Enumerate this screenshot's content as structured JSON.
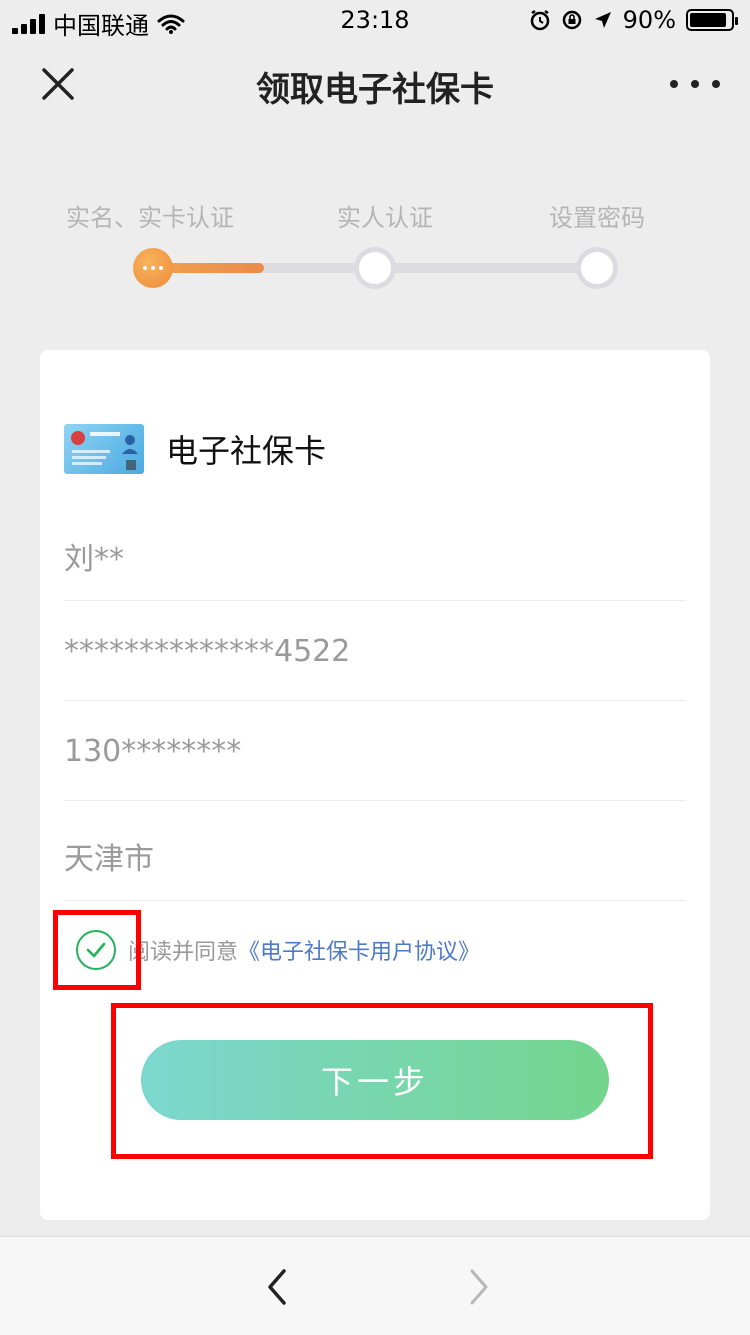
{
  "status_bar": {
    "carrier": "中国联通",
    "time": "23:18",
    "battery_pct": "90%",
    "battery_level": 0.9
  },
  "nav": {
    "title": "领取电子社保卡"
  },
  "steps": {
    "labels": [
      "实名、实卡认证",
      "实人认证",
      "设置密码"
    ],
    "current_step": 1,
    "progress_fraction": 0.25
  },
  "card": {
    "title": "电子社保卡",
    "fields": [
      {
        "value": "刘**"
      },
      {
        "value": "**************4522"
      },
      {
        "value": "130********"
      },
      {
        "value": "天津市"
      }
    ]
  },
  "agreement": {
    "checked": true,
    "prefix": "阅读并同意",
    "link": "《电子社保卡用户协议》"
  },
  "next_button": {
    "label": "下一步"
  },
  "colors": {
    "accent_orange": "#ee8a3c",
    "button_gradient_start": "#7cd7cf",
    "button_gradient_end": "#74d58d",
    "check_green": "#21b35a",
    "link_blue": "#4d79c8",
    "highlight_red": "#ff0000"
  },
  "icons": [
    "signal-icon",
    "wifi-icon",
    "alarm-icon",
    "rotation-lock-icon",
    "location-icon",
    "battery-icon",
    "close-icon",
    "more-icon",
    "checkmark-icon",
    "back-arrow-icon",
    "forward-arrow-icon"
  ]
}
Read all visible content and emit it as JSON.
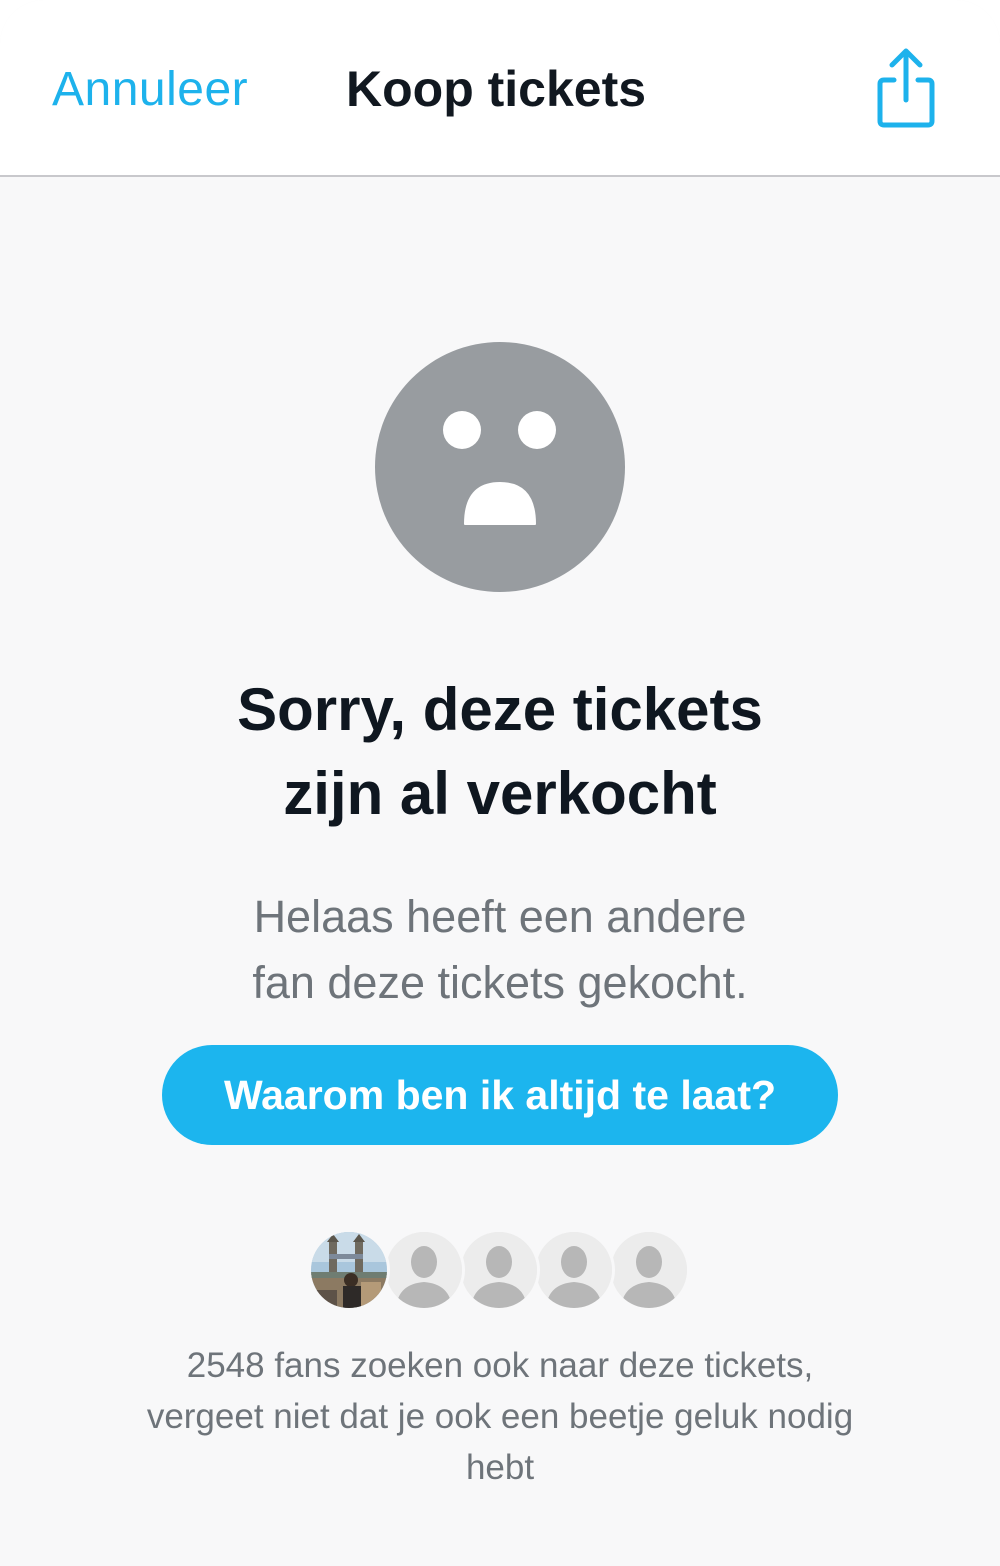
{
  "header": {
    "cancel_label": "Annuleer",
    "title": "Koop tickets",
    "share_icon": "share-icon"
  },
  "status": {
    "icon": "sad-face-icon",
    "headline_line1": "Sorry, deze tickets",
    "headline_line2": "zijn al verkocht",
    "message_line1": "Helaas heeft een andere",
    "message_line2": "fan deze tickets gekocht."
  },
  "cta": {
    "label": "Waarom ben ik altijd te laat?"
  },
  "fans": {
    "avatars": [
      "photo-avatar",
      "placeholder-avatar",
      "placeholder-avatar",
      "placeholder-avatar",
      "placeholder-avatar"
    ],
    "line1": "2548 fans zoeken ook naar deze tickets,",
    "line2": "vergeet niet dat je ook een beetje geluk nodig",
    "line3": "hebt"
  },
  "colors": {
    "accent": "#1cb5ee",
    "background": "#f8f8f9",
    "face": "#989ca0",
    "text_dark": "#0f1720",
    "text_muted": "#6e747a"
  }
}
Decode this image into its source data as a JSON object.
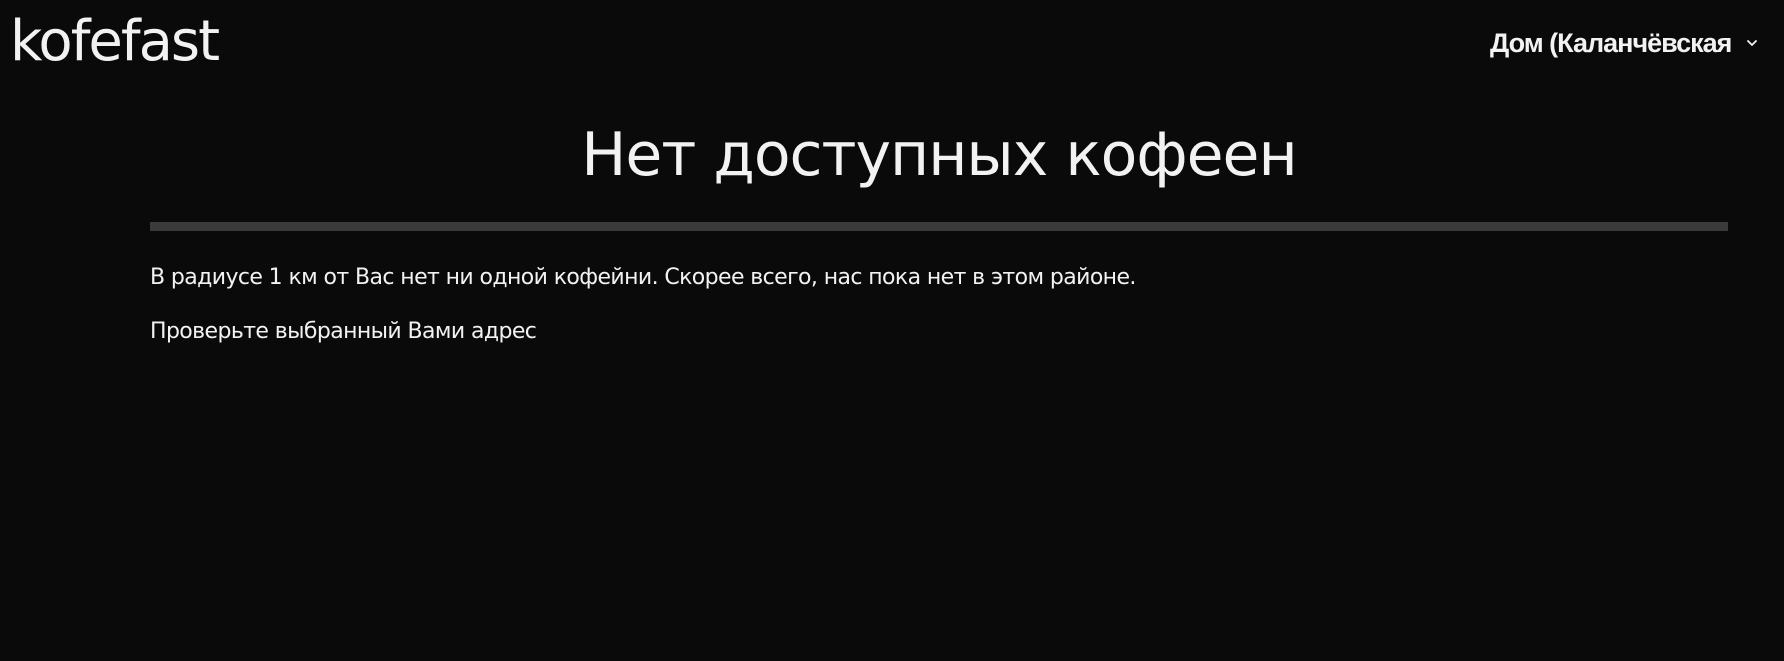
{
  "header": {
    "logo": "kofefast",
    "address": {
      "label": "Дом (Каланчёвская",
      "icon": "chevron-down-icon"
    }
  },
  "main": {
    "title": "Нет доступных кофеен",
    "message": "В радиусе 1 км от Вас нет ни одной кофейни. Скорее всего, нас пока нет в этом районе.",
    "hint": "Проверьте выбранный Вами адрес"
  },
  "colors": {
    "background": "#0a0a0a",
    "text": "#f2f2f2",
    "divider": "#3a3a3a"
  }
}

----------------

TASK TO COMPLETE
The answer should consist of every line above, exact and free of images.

SOLVED EXERCISE
Enumerate this screenshot's content as structured JSON.
{
  "status_bar": {
    "carrier": "中国联通",
    "time": "23:18",
    "battery_pct": "90%",
    "battery_level": 0.9
  },
  "nav": {
    "title": "领取电子社保卡"
  },
  "steps": {
    "labels": [
      "实名、实卡认证",
      "实人认证",
      "设置密码"
    ],
    "current_step": 1,
    "progress_fraction": 0.25
  },
  "card": {
    "title": "电子社保卡",
    "fields": [
      {
        "value": "刘**"
      },
      {
        "value": "**************4522"
      },
      {
        "value": "130********"
      },
      {
        "value": "天津市"
      }
    ]
  },
  "agreement": {
    "checked": true,
    "prefix": "阅读并同意",
    "link": "《电子社保卡用户协议》"
  },
  "next_button": {
    "label": "下一步"
  },
  "colors": {
    "accent_orange": "#ee8a3c",
    "button_gradient_start": "#7cd7cf",
    "button_gradient_end": "#74d58d",
    "check_green": "#21b35a",
    "link_blue": "#4d79c8",
    "highlight_red": "#ff0000"
  },
  "icons": [
    "signal-icon",
    "wifi-icon",
    "alarm-icon",
    "rotation-lock-icon",
    "location-icon",
    "battery-icon",
    "close-icon",
    "more-icon",
    "checkmark-icon",
    "back-arrow-icon",
    "forward-arrow-icon"
  ]
}
Read all visible content and emit it as JSON.
{
  "header": {
    "cancel_label": "Annuleer",
    "title": "Koop tickets",
    "share_icon": "share-icon"
  },
  "status": {
    "icon": "sad-face-icon",
    "headline_line1": "Sorry, deze tickets",
    "headline_line2": "zijn al verkocht",
    "message_line1": "Helaas heeft een andere",
    "message_line2": "fan deze tickets gekocht."
  },
  "cta": {
    "label": "Waarom ben ik altijd te laat?"
  },
  "fans": {
    "avatars": [
      "photo-avatar",
      "placeholder-avatar",
      "placeholder-avatar",
      "placeholder-avatar",
      "placeholder-avatar"
    ],
    "line1": "2548 fans zoeken ook naar deze tickets,",
    "line2": "vergeet niet dat je ook een beetje geluk nodig",
    "line3": "hebt"
  },
  "colors": {
    "accent": "#1cb5ee",
    "background": "#f8f8f9",
    "face": "#989ca0",
    "text_dark": "#0f1720",
    "text_muted": "#6e747a"
  }
}
Decode this image into its source data as a JSON object.
{
  "header": {
    "logo": "kofefast",
    "address": {
      "label": "Дом (Каланчёвская",
      "icon": "chevron-down-icon"
    }
  },
  "main": {
    "title": "Нет доступных кофеен",
    "message": "В радиусе 1 км от Вас нет ни одной кофейни. Скорее всего, нас пока нет в этом районе.",
    "hint": "Проверьте выбранный Вами адрес"
  },
  "colors": {
    "background": "#0a0a0a",
    "text": "#f2f2f2",
    "divider": "#3a3a3a"
  }
}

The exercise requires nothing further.